“Surely, We’re Safe. Aren’t We?”
In short, SEO can be confusing. It’s loaded with geek-speak and to make matters worse, even providers that religiously followed Google’s pre-Penguin recommended Webmaster Guidelines routinely offered up contradictory advice on how best to go about conducting SEO strategies.
In actuality, most orchestras don’t even know what their SEO strategy is and they trust their technology providers to put something in place that will deliver promised results. Unfortunately, this is precisely the sort of environment where many black-hat SEO quacks thrived over the past decade.
As a result, I’ve encountered more than a fair number of orchestras either tip-toeing or outright crossing the line into black-hat territory and the really sad part is they are completely unaware.
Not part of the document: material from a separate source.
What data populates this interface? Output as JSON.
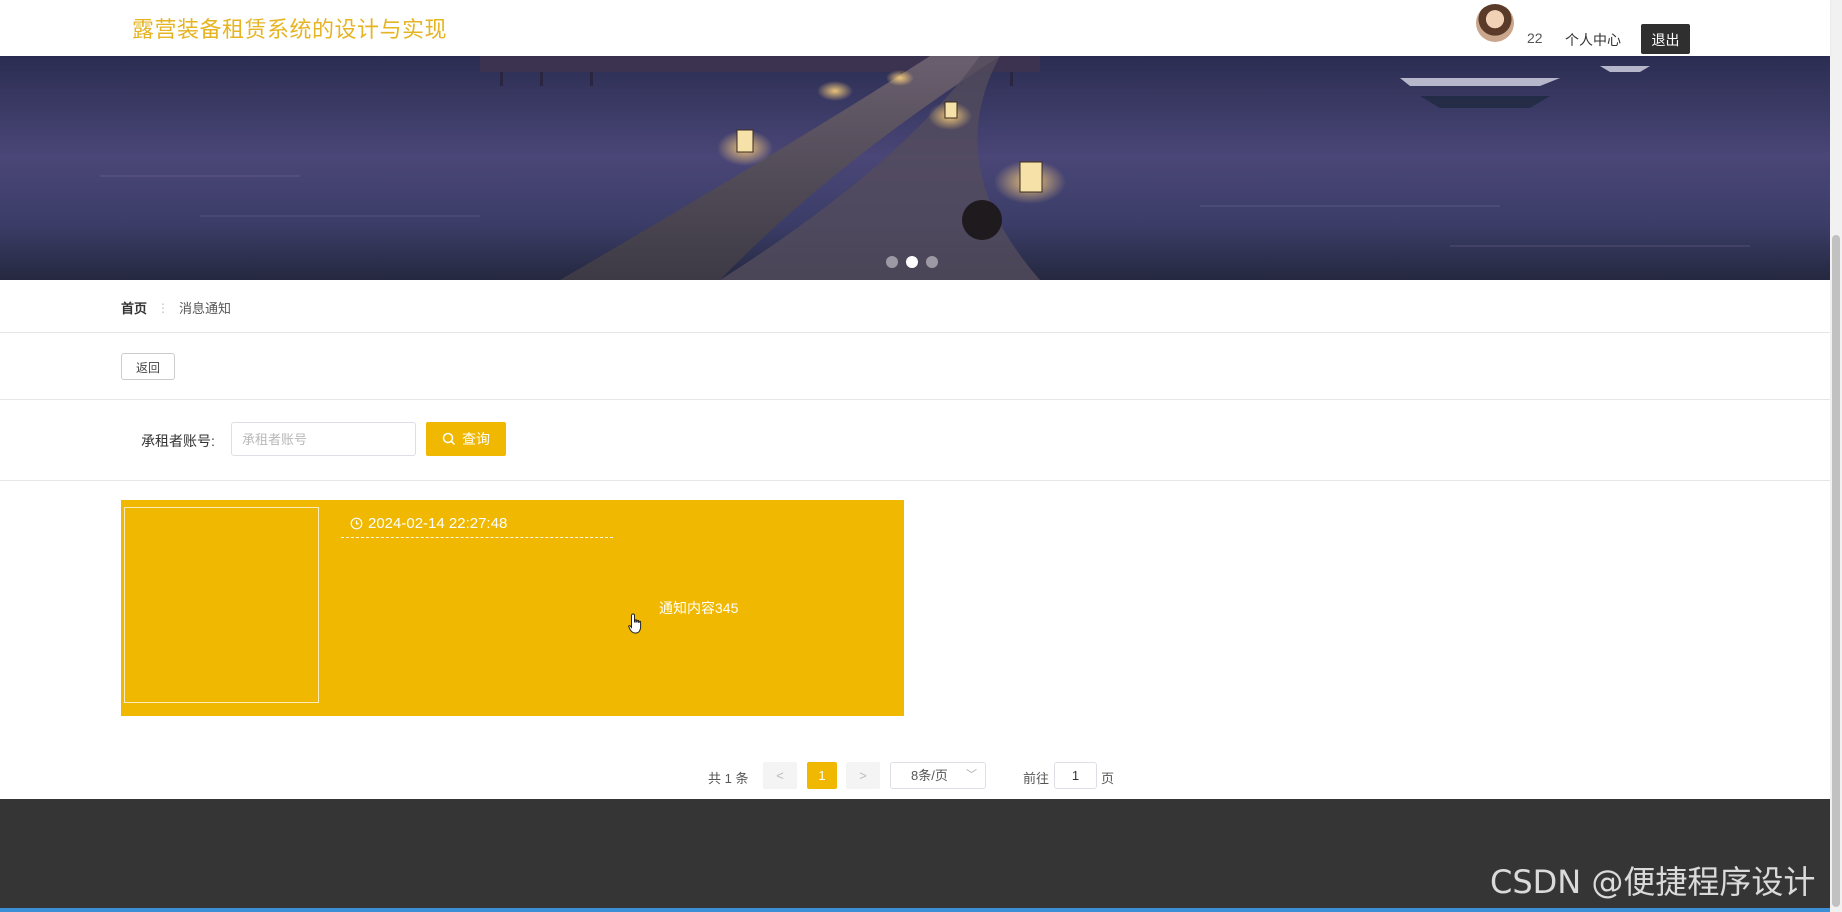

It won’t do much good to point fingers in these cases but it is prevalent enough that every group should include time over the summer to really examine what sort of SEO practices are in place and make changes as needed to begin reaping the benefits from Google’s Penguin update (of which, there are many).
Here’s what you should do to get started.
- Contact your web master and/or developer to inquire about what sort of SEO measures are in place at your site.
- Ask them if existing measures conform to Post-Penguin Google Webmaster Guidelines. Ideally, you’ll get some specific examples of before/after changes.
- If your provider wants to charge an additional fee for bringing your SEO up to Penguin standards, consider the position that you’ve already paid for having your SEO meet existing standards and the provider should make sure your site continually conforms during the length of your service contract.
If you’re on your own, so to speak, with webmaster responsibilities here are some user friendly resources to begin making sure your site is good to go.
I also recommend taking some time to read this article by Bradd Shorr published at SmashingMagazine.com on 6/28/12 that provides some very detailed, but easily digestible, advice on how the Penguin updates are going to be a real boon for content producers, especially those that employ white-hat tactics. If you’re new to SEO, take the time to read the info above; if you do, Shorr’s article will make much more sense and you’ll have a much easier time extracting nuggets of knowledge from his examples.